Global protest is changing. In the 1980s and 1990s, single-cause forms of protest to save the whale, protect the rain forest, or advocate indigenous rights increasingly replaced the lifelong loyalties that people had previously demonstrated through class-based, unionized forms of protest. This article argues that we may now be seeing a second shift in global protest that combines personal sub-politics with a collective, religious vision. I will illustrate how twists in political geo-politics and modernity have allowed for the emergence of not only religious forms of social movements but also religious forms of global protest. An analysis of the paradoxical links between faith and finance in the Murabitun movement, a global Sufi brotherhood of converts to Islam from Europe, Africa, and the United States, provides the basis for the argument.
Heather Anne Swanson, Nils Bubandt and Anna Tsing

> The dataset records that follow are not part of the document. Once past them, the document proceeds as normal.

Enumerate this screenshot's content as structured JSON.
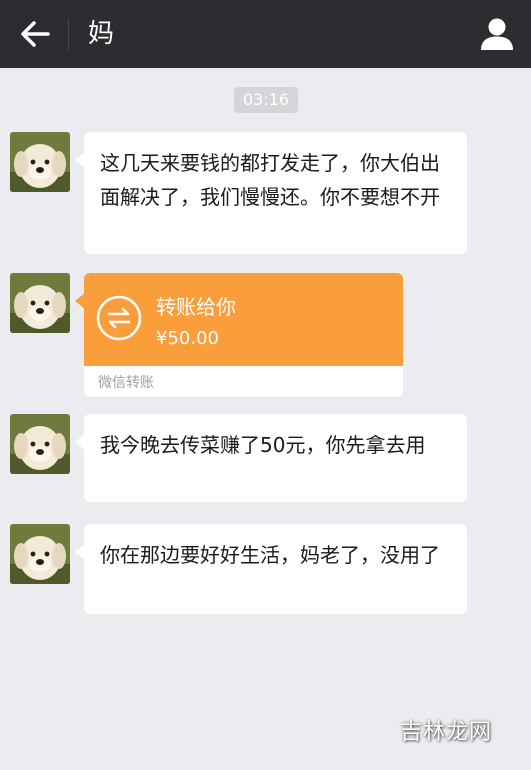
{
  "header": {
    "title": "妈",
    "back_icon": "back-arrow-icon",
    "profile_icon": "person-icon"
  },
  "chat": {
    "timestamp": "03:16",
    "messages": [
      {
        "type": "text",
        "text": "这几天来要钱的都打发走了，你大伯出面解决了，我们慢慢还。你不要想不开"
      },
      {
        "type": "transfer",
        "title": "转账给你",
        "amount": "¥50.00",
        "footer": "微信转账"
      },
      {
        "type": "text",
        "text": "我今晚去传菜赚了50元，你先拿去用"
      },
      {
        "type": "text",
        "text": "你在那边要好好生活，妈老了，没用了"
      }
    ]
  },
  "watermark": "吉林龙网",
  "colors": {
    "title_bar": "#2c2d31",
    "chat_background": "#ececf0",
    "transfer_orange": "#fa9d3b",
    "bubble": "#ffffff"
  }
}
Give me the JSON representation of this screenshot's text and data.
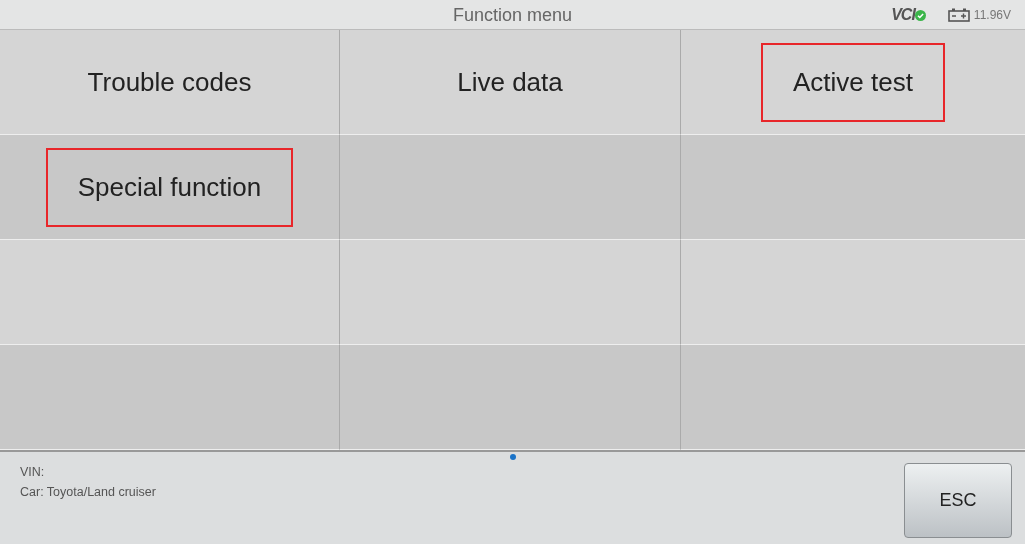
{
  "window": {
    "title": "Function menu"
  },
  "status": {
    "vci_label": "VCI",
    "vci_connected": true,
    "voltage": "11.96V"
  },
  "grid": {
    "rows": [
      [
        {
          "label": "Trouble codes",
          "highlighted": false
        },
        {
          "label": "Live data",
          "highlighted": false
        },
        {
          "label": "Active test",
          "highlighted": true
        }
      ],
      [
        {
          "label": "Special function",
          "highlighted": true
        },
        {
          "highlighted": false
        },
        {
          "highlighted": false
        }
      ],
      [
        {
          "highlighted": false
        },
        {
          "highlighted": false
        },
        {
          "highlighted": false
        }
      ],
      [
        {
          "highlighted": false
        },
        {
          "highlighted": false
        },
        {
          "highlighted": false
        }
      ]
    ]
  },
  "footer": {
    "vin": "VIN:",
    "car": "Car: Toyota/Land cruiser",
    "button": "ESC"
  }
}
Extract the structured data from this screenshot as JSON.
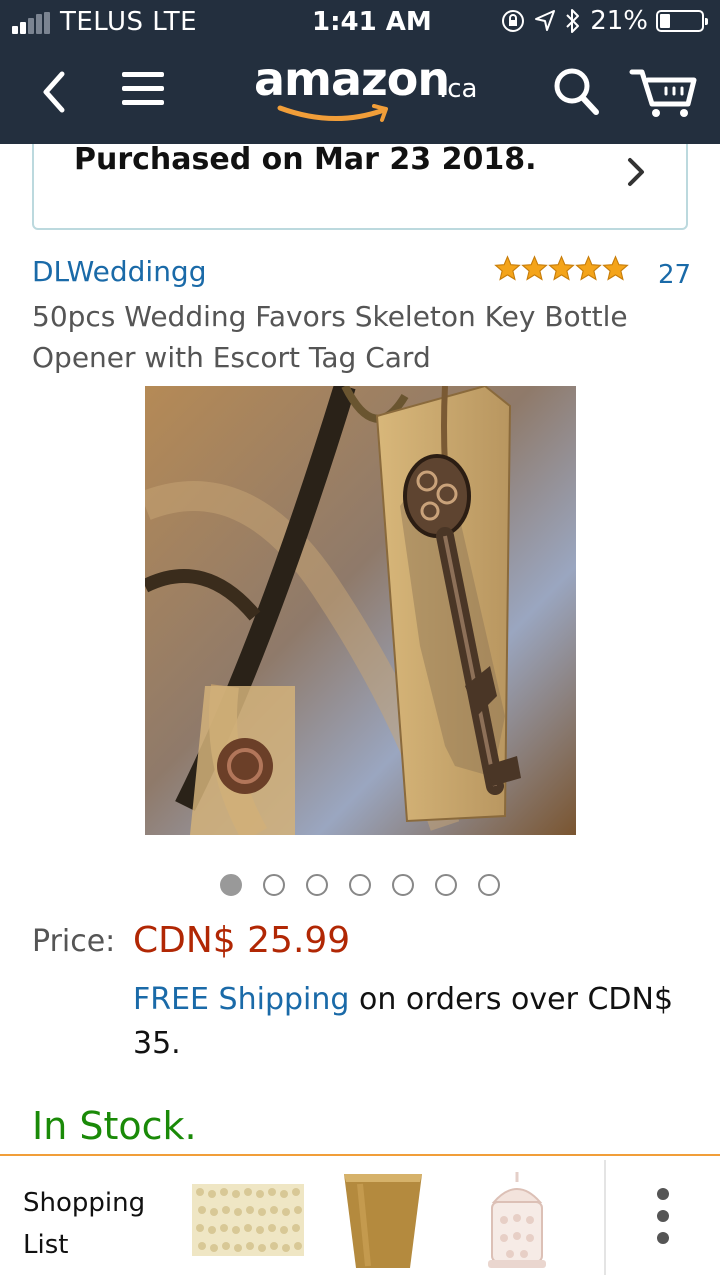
{
  "status_bar": {
    "carrier": "TELUS  LTE",
    "time": "1:41 AM",
    "battery": "21%"
  },
  "nav": {
    "logo_word": "amazon",
    "logo_tld": ".ca",
    "colors": {
      "background": "#232f3e",
      "smile": "#f19e39"
    }
  },
  "purchase_banner": {
    "text": "Purchased on Mar 23 2018."
  },
  "product": {
    "brand": "DLWeddingg",
    "rating_stars": 5,
    "rating_count": "27",
    "title": "50pcs Wedding Favors Skeleton Key Bottle Opener with Escort Tag Card",
    "image_count": 7,
    "active_image": 1,
    "price_label": "Price:",
    "price": "CDN$ 25.99",
    "shipping_link": "FREE Shipping",
    "shipping_text": " on orders over CDN$ 35.",
    "availability": "In Stock."
  },
  "bottom_bar": {
    "label_line1": "Shopping",
    "label_line2": "List",
    "thumbs": [
      "pearl-strands-thumbnail",
      "gold-cup-thumbnail",
      "birdcage-candle-holder-thumbnail"
    ]
  },
  "colors": {
    "price": "#b12704",
    "link": "#1a6aa8",
    "in_stock": "#1a8a08",
    "star": "#f4a41a",
    "accent_line": "#f19e39"
  }
}
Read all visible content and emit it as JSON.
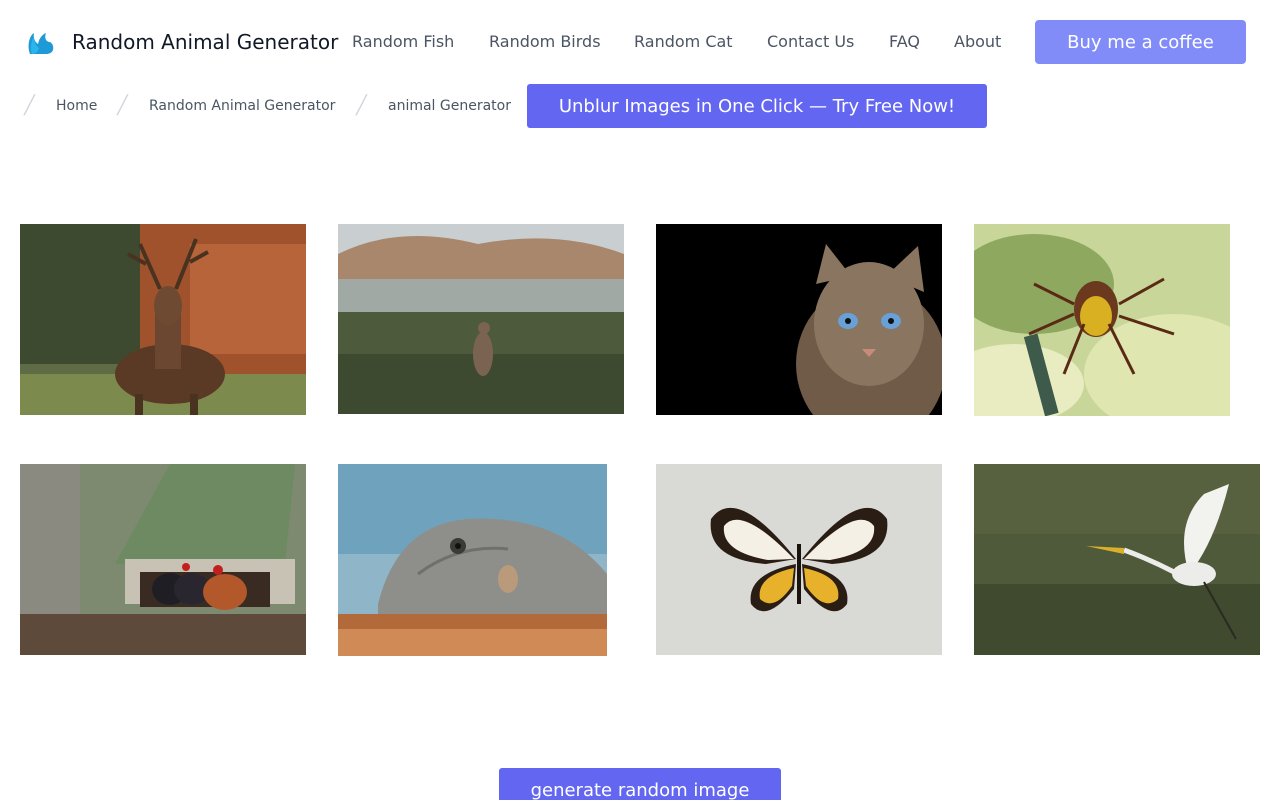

How might one responsibly review a field just coming into being—such as that provoked by the term Anthropocene? In this article, we argue for two strategies. First, working from the premise that the Anthropocene field is best understood within its emergence, we review conferences rather than publications. In conference performances, we glimpse the themes and tensions of a field-to-come. Second, we interpret Anthropocene as a science-fiction concept, that is, one that pulls us out of familiar space and time to view our predicaments differently. This allows us to explore emergent figurations, genres, and practices for the transdisciplinary study of real and imagined worlds framed by human disturbance. In the interplay and variation across modes for constructing this field, Anthropocene scholarship finds its shape.